[Extracted data entries]
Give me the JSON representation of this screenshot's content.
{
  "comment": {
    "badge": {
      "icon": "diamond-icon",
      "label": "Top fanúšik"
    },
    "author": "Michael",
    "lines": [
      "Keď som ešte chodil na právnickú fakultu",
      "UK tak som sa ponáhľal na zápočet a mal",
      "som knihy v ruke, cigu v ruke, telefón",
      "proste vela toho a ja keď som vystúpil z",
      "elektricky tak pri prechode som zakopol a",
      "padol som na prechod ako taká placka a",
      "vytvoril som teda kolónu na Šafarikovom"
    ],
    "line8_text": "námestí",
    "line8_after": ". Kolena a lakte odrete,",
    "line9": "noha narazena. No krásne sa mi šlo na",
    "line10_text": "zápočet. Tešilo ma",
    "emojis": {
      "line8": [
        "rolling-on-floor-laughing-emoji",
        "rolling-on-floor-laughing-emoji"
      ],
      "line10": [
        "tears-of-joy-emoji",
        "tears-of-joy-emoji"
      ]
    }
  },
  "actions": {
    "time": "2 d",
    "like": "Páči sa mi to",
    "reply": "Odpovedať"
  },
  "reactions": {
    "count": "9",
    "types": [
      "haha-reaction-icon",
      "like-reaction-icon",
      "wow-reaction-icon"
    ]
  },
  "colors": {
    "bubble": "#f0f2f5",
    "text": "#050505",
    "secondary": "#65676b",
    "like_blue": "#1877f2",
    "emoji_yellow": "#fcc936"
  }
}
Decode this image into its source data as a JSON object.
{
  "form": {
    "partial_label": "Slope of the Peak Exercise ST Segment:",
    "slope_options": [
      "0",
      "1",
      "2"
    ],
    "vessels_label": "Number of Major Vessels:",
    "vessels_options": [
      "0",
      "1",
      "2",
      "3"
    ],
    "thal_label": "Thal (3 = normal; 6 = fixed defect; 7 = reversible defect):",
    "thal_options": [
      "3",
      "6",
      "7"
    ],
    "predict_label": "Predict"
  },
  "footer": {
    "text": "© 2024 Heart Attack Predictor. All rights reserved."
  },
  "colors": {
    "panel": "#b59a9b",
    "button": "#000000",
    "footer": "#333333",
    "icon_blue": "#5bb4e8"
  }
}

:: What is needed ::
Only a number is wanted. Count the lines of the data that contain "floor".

:: Answer section ::
2